Patients and caregivers who use mobile devices can find added convenience and even relieve stress with the right tools. When families can access healthcare tools at home, they can get faster reassurance, answers to their questions, and participate in their healthcare communication in a low-stress environment. One great example is the ability to send CHADIS questionnaires to a My Kid’s Chart patient portal with PCC and CHADIS. Patients get added convenience, and this workflow also allows for a faster workflow in the practice. Learn how to send CHADIS screenings to a patient’s portal account with PCC.
Clinical Communication: Using Your EHR
Unless it’s a tool such as Broadcast Messaging, a fantastic resource for patient engagement and recall, patient communication in the EHR is usually indirect, as it is the product of all the communication pediatricians, staff, families, and patients have shared and included in the patient chart. Your practice’s EHR both stores this health information and allows healthcare workers to synthesize it into actionable care plans and workflows:
- With PCC EHR, you can view CHADIS patient questionnaire results right from your EHR in the patient’s chart to reduce printed forms in the office.
- Add attachments, such as images and PDFs, notes, and flags to keep staff and providers up to date.
- Use internal chat to collaborate with colleagues and keep communication flowing, no matter where you are in the office.
- A scheduling system that allows providers and staff to see their day at a glance and filter them by things like date, appointment type, physician, and location.
Effective team communication through your EHR helps your practice run efficiently and ultimately translates to a better experience for your patients. Healthcare communication improves patient outcomes and pediatric practice efficiency, but it’s also a concern for trends in U.S. healthcare policy and will continue to grow in importance as modern families come to need and expect prompt access to information to help them make the right choices for themselves and their children.
The 21st Century Cures Act requires that practices avoid information blocking, or practices that prevent patients from reasonable access to their healthcare information.
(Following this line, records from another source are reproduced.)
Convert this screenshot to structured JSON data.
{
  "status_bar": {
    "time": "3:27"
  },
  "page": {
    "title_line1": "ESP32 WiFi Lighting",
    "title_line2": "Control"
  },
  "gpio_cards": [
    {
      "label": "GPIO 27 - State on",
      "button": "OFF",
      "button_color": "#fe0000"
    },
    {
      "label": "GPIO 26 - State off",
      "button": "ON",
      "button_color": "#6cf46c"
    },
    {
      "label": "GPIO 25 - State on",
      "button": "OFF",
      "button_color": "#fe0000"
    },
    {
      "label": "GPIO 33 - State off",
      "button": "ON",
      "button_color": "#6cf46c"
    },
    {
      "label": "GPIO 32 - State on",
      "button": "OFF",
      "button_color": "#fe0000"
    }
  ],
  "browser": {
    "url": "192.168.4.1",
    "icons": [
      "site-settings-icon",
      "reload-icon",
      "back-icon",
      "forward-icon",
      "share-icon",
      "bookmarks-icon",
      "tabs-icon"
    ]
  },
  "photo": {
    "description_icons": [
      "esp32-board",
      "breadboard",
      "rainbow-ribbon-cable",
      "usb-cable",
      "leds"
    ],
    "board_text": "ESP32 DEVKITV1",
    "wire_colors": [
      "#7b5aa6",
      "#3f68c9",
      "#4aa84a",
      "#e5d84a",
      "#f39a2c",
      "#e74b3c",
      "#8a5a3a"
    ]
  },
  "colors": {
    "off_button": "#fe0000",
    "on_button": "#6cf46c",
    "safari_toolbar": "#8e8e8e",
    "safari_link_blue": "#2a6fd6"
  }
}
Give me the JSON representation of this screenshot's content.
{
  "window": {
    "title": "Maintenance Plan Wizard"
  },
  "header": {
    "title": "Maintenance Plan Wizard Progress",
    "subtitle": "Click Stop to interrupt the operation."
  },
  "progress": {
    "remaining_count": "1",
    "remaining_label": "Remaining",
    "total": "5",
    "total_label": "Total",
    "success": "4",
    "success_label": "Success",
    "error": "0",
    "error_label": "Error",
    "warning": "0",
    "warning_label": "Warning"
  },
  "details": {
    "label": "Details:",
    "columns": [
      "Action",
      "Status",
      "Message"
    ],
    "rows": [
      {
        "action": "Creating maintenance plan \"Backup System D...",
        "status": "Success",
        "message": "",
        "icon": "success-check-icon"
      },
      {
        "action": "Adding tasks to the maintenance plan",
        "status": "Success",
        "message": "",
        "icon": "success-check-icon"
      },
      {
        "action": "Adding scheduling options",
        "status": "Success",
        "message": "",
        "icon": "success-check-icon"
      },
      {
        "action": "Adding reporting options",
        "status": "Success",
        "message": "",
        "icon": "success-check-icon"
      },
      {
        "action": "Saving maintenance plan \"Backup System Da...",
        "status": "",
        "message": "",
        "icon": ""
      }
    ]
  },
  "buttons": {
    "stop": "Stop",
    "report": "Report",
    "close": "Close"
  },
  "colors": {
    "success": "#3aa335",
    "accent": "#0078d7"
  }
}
Learn more about information blocking and the 21st Century Cures Act -- and how your practice can respond -- with this webinar from PCC’s Megan Maddocks.